What is expected:
The lines to copy are those holding the string "time" in the entries below.

------ Input

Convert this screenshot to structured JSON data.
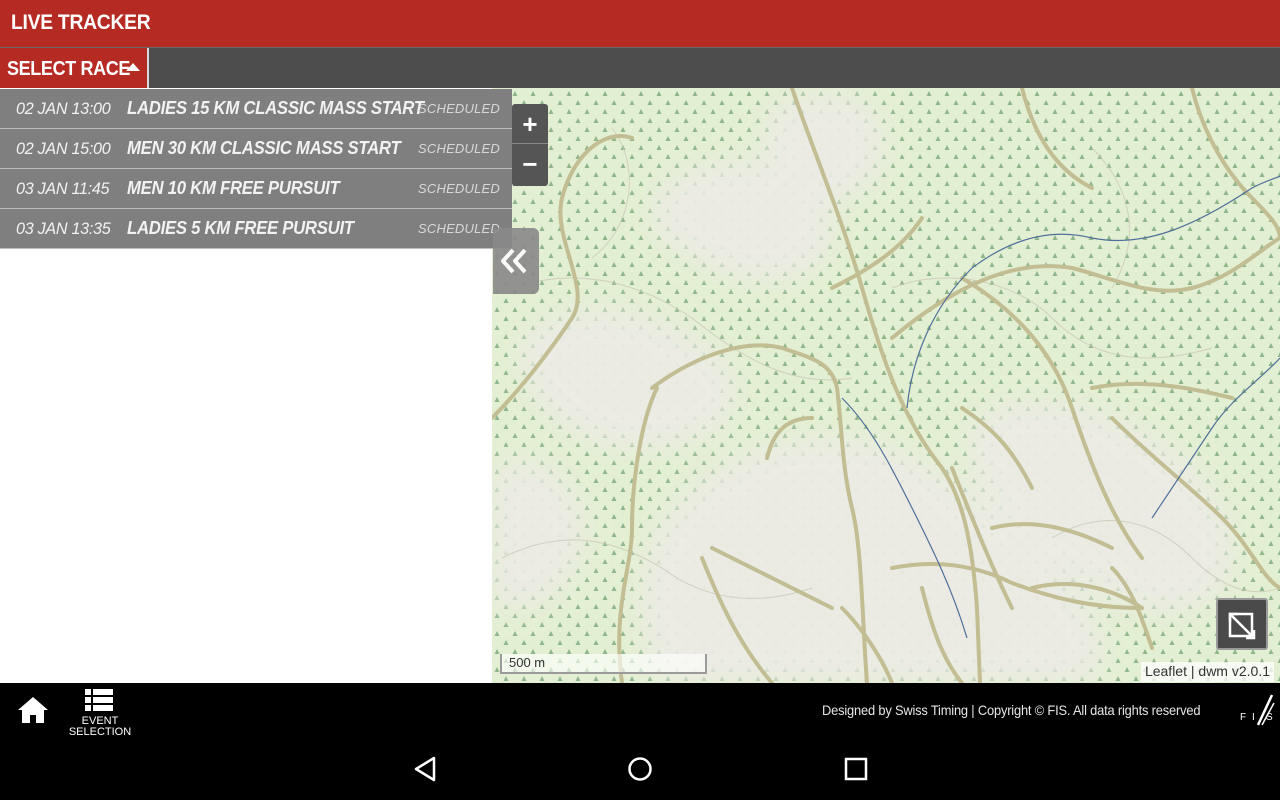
{
  "app": {
    "title": "LIVE TRACKER"
  },
  "toolbar": {
    "select_race_label": "SELECT RACE"
  },
  "races": [
    {
      "time": "02 JAN 13:00",
      "name": "LADIES 15 KM CLASSIC MASS START",
      "status": "SCHEDULED"
    },
    {
      "time": "02 JAN 15:00",
      "name": "MEN 30 KM CLASSIC MASS START",
      "status": "SCHEDULED"
    },
    {
      "time": "03 JAN 11:45",
      "name": "MEN 10 KM FREE PURSUIT",
      "status": "SCHEDULED"
    },
    {
      "time": "03 JAN 13:35",
      "name": "LADIES 5 KM FREE PURSUIT",
      "status": "SCHEDULED"
    }
  ],
  "map": {
    "zoom_in": "+",
    "zoom_out": "−",
    "scale_label": "500 m",
    "attribution": "Leaflet | dwm v2.0.1"
  },
  "footer": {
    "event_selection_line1": "EVENT",
    "event_selection_line2": "SELECTION",
    "copyright": "Designed by Swiss Timing | Copyright © FIS. All data rights reserved",
    "logo_text": "FIS"
  },
  "icons": {
    "home": "home-icon",
    "event_selection": "list-icon",
    "collapse": "double-chevron-left-icon",
    "fullscreen": "fullscreen-icon",
    "nav_back": "back-triangle-icon",
    "nav_home": "home-circle-icon",
    "nav_recents": "recents-square-icon"
  },
  "colors": {
    "brand_red": "#b52a22",
    "toolbar_gray": "#4d4d4d",
    "row_gray": "#7f7f7f",
    "map_green": "#e3efd2",
    "trail": "#c2bd92",
    "river": "#4f6f9c"
  }
}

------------

Output:
      "time": "02 JAN 13:00",
      "time": "02 JAN 15:00",
      "time": "03 JAN 11:45",
      "time": "03 JAN 13:35",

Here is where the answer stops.